------ MATERIALS PROVIDED ------

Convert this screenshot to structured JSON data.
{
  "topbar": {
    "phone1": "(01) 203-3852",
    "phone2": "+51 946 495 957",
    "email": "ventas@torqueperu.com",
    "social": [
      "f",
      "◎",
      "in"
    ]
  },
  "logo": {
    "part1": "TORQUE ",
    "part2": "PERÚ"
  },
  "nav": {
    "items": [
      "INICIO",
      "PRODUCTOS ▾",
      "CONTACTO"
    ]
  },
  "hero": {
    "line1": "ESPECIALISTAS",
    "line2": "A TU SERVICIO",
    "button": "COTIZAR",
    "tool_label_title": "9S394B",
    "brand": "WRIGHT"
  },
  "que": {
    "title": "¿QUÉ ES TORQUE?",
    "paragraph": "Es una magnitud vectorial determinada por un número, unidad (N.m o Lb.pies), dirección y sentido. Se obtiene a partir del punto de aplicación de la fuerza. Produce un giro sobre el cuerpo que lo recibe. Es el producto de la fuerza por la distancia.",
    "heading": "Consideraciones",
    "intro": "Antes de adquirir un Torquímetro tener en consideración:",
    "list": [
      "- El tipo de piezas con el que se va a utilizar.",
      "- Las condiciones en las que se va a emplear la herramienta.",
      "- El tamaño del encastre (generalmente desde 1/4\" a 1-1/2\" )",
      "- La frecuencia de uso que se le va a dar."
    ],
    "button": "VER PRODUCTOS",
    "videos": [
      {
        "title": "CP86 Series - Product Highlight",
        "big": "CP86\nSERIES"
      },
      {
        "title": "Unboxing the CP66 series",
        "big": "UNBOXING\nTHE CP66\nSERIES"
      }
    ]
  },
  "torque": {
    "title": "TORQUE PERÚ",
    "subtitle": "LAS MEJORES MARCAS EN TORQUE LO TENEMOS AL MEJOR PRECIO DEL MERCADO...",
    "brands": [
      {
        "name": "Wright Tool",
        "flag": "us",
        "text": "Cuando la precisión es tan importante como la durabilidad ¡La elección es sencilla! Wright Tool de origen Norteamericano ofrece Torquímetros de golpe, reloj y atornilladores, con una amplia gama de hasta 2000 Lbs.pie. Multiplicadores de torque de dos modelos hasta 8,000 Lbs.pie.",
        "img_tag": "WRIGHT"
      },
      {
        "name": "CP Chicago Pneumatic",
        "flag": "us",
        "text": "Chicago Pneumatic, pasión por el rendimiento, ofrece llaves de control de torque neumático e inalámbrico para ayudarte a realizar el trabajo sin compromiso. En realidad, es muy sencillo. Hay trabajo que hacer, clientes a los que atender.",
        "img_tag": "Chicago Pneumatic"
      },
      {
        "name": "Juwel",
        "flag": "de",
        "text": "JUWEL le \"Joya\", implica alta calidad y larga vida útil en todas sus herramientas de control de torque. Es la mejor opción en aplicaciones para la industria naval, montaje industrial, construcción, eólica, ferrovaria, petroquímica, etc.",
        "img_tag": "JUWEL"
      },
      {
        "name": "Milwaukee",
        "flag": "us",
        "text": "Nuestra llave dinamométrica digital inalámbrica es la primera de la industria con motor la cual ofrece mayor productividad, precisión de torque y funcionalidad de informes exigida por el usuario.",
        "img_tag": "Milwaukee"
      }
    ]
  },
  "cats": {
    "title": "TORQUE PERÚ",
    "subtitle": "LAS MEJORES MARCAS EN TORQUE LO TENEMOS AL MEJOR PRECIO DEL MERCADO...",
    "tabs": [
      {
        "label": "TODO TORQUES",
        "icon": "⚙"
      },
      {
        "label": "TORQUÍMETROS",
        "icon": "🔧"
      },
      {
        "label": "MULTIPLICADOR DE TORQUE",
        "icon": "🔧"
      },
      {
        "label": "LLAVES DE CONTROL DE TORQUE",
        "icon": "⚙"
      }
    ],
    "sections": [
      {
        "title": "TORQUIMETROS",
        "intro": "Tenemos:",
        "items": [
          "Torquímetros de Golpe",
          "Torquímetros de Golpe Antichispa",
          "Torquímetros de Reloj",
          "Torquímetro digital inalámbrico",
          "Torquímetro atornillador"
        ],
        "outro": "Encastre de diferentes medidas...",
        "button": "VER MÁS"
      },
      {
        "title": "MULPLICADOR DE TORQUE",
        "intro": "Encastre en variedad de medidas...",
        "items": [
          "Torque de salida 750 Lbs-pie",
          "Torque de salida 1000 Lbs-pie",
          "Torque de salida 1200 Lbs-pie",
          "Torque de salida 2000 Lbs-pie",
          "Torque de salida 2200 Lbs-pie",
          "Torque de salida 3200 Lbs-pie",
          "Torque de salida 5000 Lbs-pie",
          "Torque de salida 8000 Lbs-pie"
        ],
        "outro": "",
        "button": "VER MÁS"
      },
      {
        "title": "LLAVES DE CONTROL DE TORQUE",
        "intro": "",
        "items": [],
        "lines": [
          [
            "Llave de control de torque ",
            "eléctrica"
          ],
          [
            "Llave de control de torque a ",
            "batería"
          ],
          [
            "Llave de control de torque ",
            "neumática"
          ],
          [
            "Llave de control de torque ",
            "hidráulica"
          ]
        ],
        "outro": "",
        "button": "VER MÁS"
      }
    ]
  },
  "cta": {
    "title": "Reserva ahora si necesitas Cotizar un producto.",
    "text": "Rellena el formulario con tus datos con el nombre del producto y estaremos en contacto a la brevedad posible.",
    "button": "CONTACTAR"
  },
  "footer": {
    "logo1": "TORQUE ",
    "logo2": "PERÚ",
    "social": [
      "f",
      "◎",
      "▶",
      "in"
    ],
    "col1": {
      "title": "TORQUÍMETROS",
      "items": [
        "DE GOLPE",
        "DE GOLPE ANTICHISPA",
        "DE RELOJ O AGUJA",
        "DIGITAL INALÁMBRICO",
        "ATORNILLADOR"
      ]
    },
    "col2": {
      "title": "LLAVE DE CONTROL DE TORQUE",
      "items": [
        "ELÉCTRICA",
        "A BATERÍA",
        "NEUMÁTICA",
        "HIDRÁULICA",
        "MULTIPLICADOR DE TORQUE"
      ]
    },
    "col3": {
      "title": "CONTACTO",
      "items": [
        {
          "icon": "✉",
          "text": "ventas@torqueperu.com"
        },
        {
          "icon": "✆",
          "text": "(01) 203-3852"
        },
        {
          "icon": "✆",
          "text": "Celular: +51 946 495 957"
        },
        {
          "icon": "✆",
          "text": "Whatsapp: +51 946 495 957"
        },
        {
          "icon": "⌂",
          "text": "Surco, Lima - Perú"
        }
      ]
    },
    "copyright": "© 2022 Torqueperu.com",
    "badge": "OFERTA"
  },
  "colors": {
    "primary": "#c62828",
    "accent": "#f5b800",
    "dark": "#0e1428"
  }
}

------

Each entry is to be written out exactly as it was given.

▸ EXPECTED OUTPUT
Convert this screenshot to structured JSON data.
{
  "topbar": {
    "phone1": "(01) 203-3852",
    "phone2": "+51 946 495 957",
    "email": "ventas@torqueperu.com",
    "social": [
      "f",
      "◎",
      "in"
    ]
  },
  "logo": {
    "part1": "TORQUE ",
    "part2": "PERÚ"
  },
  "nav": {
    "items": [
      "INICIO",
      "PRODUCTOS ▾",
      "CONTACTO"
    ]
  },
  "hero": {
    "line1": "ESPECIALISTAS",
    "line2": "A TU SERVICIO",
    "button": "COTIZAR",
    "tool_label_title": "9S394B",
    "brand": "WRIGHT"
  },
  "que": {
    "title": "¿QUÉ ES TORQUE?",
    "paragraph": "Es una magnitud vectorial determinada por un número, unidad (N.m o Lb.pies), dirección y sentido. Se obtiene a partir del punto de aplicación de la fuerza. Produce un giro sobre el cuerpo que lo recibe. Es el producto de la fuerza por la distancia.",
    "heading": "Consideraciones",
    "intro": "Antes de adquirir un Torquímetro tener en consideración:",
    "list": [
      "- El tipo de piezas con el que se va a utilizar.",
      "- Las condiciones en las que se va a emplear la herramienta.",
      "- El tamaño del encastre (generalmente desde 1/4\" a 1-1/2\" )",
      "- La frecuencia de uso que se le va a dar."
    ],
    "button": "VER PRODUCTOS",
    "videos": [
      {
        "title": "CP86 Series - Product Highlight",
        "big": "CP86\nSERIES"
      },
      {
        "title": "Unboxing the CP66 series",
        "big": "UNBOXING\nTHE CP66\nSERIES"
      }
    ]
  },
  "torque": {
    "title": "TORQUE PERÚ",
    "subtitle": "LAS MEJORES MARCAS EN TORQUE LO TENEMOS AL MEJOR PRECIO DEL MERCADO...",
    "brands": [
      {
        "name": "Wright Tool",
        "flag": "us",
        "text": "Cuando la precisión es tan importante como la durabilidad ¡La elección es sencilla! Wright Tool de origen Norteamericano ofrece Torquímetros de golpe, reloj y atornilladores, con una amplia gama de hasta 2000 Lbs.pie. Multiplicadores de torque de dos modelos hasta 8,000 Lbs.pie.",
        "img_tag": "WRIGHT"
      },
      {
        "name": "CP Chicago Pneumatic",
        "flag": "us",
        "text": "Chicago Pneumatic, pasión por el rendimiento, ofrece llaves de control de torque neumático e inalámbrico para ayudarte a realizar el trabajo sin compromiso. En realidad, es muy sencillo. Hay trabajo que hacer, clientes a los que atender.",
        "img_tag": "Chicago Pneumatic"
      },
      {
        "name": "Juwel",
        "flag": "de",
        "text": "JUWEL le \"Joya\", implica alta calidad y larga vida útil en todas sus herramientas de control de torque. Es la mejor opción en aplicaciones para la industria naval, montaje industrial, construcción, eólica, ferrovaria, petroquímica, etc.",
        "img_tag": "JUWEL"
      },
      {
        "name": "Milwaukee",
        "flag": "us",
        "text": "Nuestra llave dinamométrica digital inalámbrica es la primera de la industria con motor la cual ofrece mayor productividad, precisión de torque y funcionalidad de informes exigida por el usuario.",
        "img_tag": "Milwaukee"
      }
    ]
  },
  "cats": {
    "title": "TORQUE PERÚ",
    "subtitle": "LAS MEJORES MARCAS EN TORQUE LO TENEMOS AL MEJOR PRECIO DEL MERCADO...",
    "tabs": [
      {
        "label": "TODO TORQUES",
        "icon": "⚙"
      },
      {
        "label": "TORQUÍMETROS",
        "icon": "🔧"
      },
      {
        "label": "MULTIPLICADOR DE TORQUE",
        "icon": "🔧"
      },
      {
        "label": "LLAVES DE CONTROL DE TORQUE",
        "icon": "⚙"
      }
    ],
    "sections": [
      {
        "title": "TORQUIMETROS",
        "intro": "Tenemos:",
        "items": [
          "Torquímetros de Golpe",
          "Torquímetros de Golpe Antichispa",
          "Torquímetros de Reloj",
          "Torquímetro digital inalámbrico",
          "Torquímetro atornillador"
        ],
        "outro": "Encastre de diferentes medidas...",
        "button": "VER MÁS"
      },
      {
        "title": "MULPLICADOR DE TORQUE",
        "intro": "Encastre en variedad de medidas...",
        "items": [
          "Torque de salida 750 Lbs-pie",
          "Torque de salida 1000 Lbs-pie",
          "Torque de salida 1200 Lbs-pie",
          "Torque de salida 2000 Lbs-pie",
          "Torque de salida 2200 Lbs-pie",
          "Torque de salida 3200 Lbs-pie",
          "Torque de salida 5000 Lbs-pie",
          "Torque de salida 8000 Lbs-pie"
        ],
        "outro": "",
        "button": "VER MÁS"
      },
      {
        "title": "LLAVES DE CONTROL DE TORQUE",
        "intro": "",
        "items": [],
        "lines": [
          [
            "Llave de control de torque ",
            "eléctrica"
          ],
          [
            "Llave de control de torque a ",
            "batería"
          ],
          [
            "Llave de control de torque ",
            "neumática"
          ],
          [
            "Llave de control de torque ",
            "hidráulica"
          ]
        ],
        "outro": "",
        "button": "VER MÁS"
      }
    ]
  },
  "cta": {
    "title": "Reserva ahora si necesitas Cotizar un producto.",
    "text": "Rellena el formulario con tus datos con el nombre del producto y estaremos en contacto a la brevedad posible.",
    "button": "CONTACTAR"
  },
  "footer": {
    "logo1": "TORQUE ",
    "logo2": "PERÚ",
    "social": [
      "f",
      "◎",
      "▶",
      "in"
    ],
    "col1": {
      "title": "TORQUÍMETROS",
      "items": [
        "DE GOLPE",
        "DE GOLPE ANTICHISPA",
        "DE RELOJ O AGUJA",
        "DIGITAL INALÁMBRICO",
        "ATORNILLADOR"
      ]
    },
    "col2": {
      "title": "LLAVE DE CONTROL DE TORQUE",
      "items": [
        "ELÉCTRICA",
        "A BATERÍA",
        "NEUMÁTICA",
        "HIDRÁULICA",
        "MULTIPLICADOR DE TORQUE"
      ]
    },
    "col3": {
      "title": "CONTACTO",
      "items": [
        {
          "icon": "✉",
          "text": "ventas@torqueperu.com"
        },
        {
          "icon": "✆",
          "text": "(01) 203-3852"
        },
        {
          "icon": "✆",
          "text": "Celular: +51 946 495 957"
        },
        {
          "icon": "✆",
          "text": "Whatsapp: +51 946 495 957"
        },
        {
          "icon": "⌂",
          "text": "Surco, Lima - Perú"
        }
      ]
    },
    "copyright": "© 2022 Torqueperu.com",
    "badge": "OFERTA"
  },
  "colors": {
    "primary": "#c62828",
    "accent": "#f5b800",
    "dark": "#0e1428"
  }
}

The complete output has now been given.